(CNN) A federal appeals court said Wednesday it would not reinstate President Joe Biden's Covid-19 vaccine mandate for federal employees while it reviews a lower court's order putting the requirement on hold -- potentially setting the stage for the case to go to the Supreme Court.
The 5th US Circuit Court of Appeals did not explain its reasoning in the unsigned order that said the court was expediting its review of the case. The court said the Biden administration's request to put the lower court's ruling on hold was being "carried with the case," signaling that the appeals court would not rule on the request until it had conducted a fuller review of the case.
The mandate, which applied to some 3.5 million federal workers, required full vaccination by the end of November, although the administration said it would first counsel employees who resisted vaccination rather than discipline or fire them. On December 9, the Office of Management and Budget said the federal workforce was 97.2% compliant with the mandate -- a figure that included people who had pending or approved exemptions.
Last month, a federal judge in Texas blocked the administration from enforcing the requirement, calling the mandate an overstep of presidential authority and citing a Supreme Court decision to strike down a separate administration mandate that had applied to private-sector workers.
One judge on the appellate panel, US Circuit Judge Stephen Higginson, dissented.
"[T]he public interest is not served by a single Article III district judge, lacking public health expertise and made unaccountable through life tenure, telling the President of the United States, in his capacity as CEO of the federal workforce, that he cannot take the same lifesaving workplace safety measures as these private sector CEOs," wrote Higginson, an Obama appointee.
Circuit Judges Jerry Smith, a Reagan appointee, and Don Willett, a Trump appointee, were in the panel's majority.
As Higginson noted in his scathing 10-page dissent, 12 other federal courts had rejected requests to block the mandate before Judge Jeffrey Vincent Brown granted it in January.

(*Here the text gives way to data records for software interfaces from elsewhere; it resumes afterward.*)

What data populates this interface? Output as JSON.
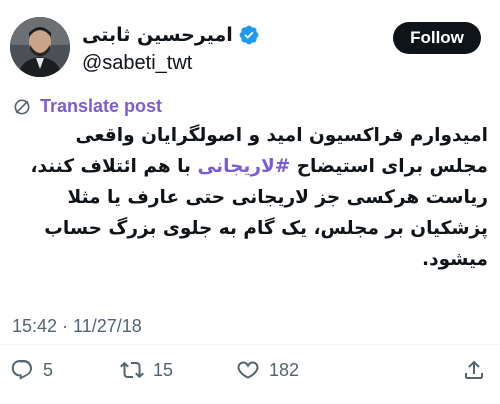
{
  "profile": {
    "display_name": "امیرحسین ثابتی",
    "handle": "@sabeti_twt",
    "verified": true,
    "verified_color": "#1d9bf0"
  },
  "follow_button": {
    "label": "Follow"
  },
  "translate": {
    "label": "Translate post",
    "color": "#7c5cd6"
  },
  "tweet": {
    "text_before": "امیدوارم فراکسیون امید و اصولگرایان واقعی مجلس برای استیضاح ",
    "hashtag": "#لاریجانی",
    "text_after": " با هم ائتلاف کنند، ریاست هرکسی جز لاریجانی حتی عارف یا مثلا پزشکیان بر مجلس، یک گام به جلوی بزرگ حساب میشود."
  },
  "meta": {
    "timestamp": "15:42 · 11/27/18"
  },
  "actions": {
    "reply": {
      "icon": "reply-icon",
      "count": "5"
    },
    "repost": {
      "icon": "repost-icon",
      "count": "15"
    },
    "like": {
      "icon": "heart-icon",
      "count": "182"
    },
    "share": {
      "icon": "share-icon"
    }
  }
}
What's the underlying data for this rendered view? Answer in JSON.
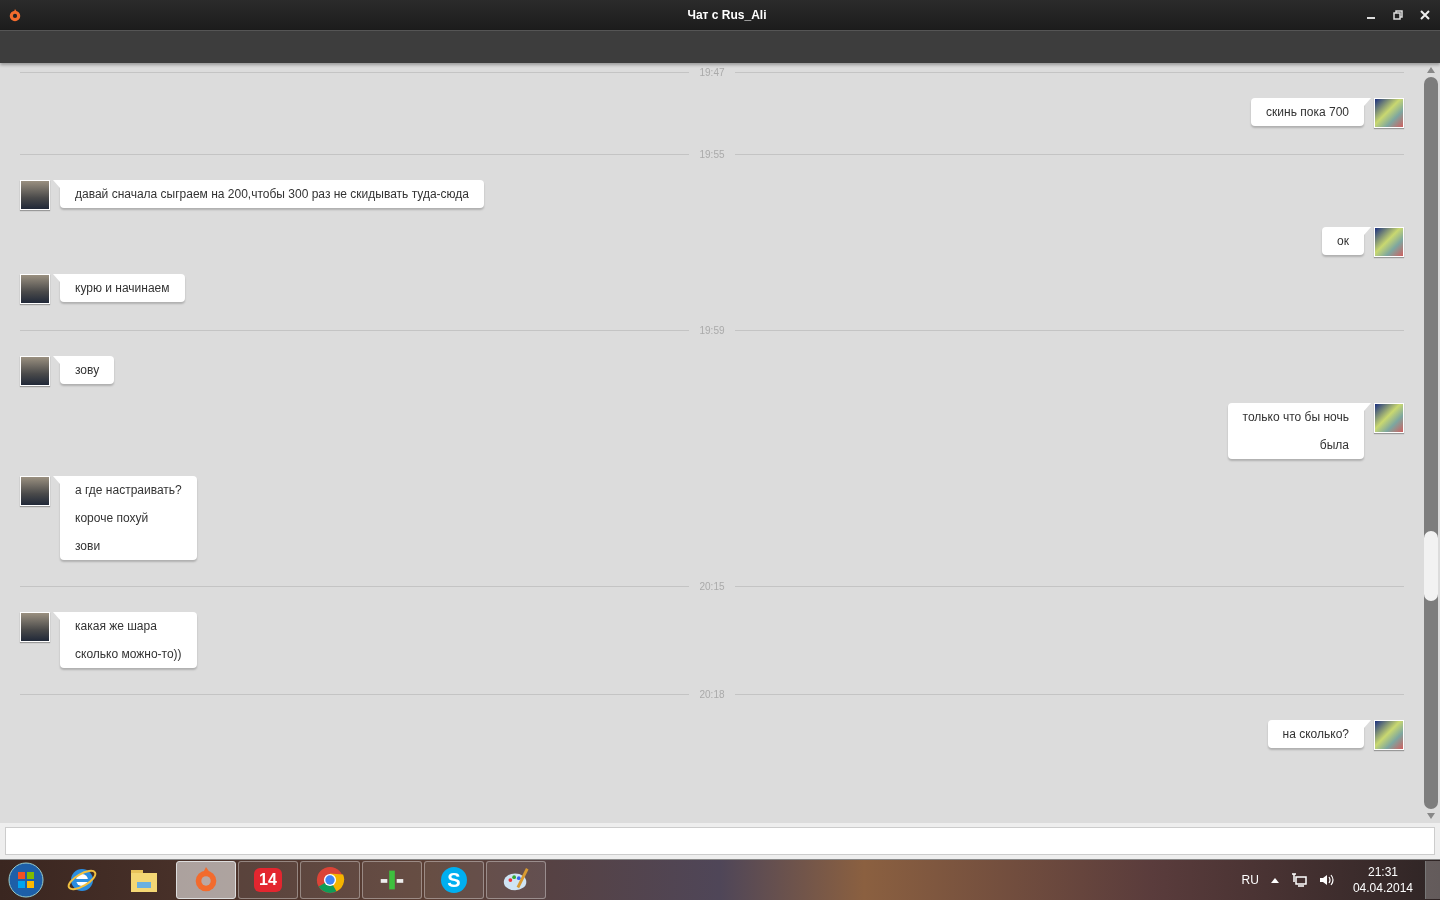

He also called out the panel majority for failing to rule directly on the government's emergency request to put Brown's injunction on hold.
"The only court that can now provide timely relief is the Supreme Court," Higginson wrote.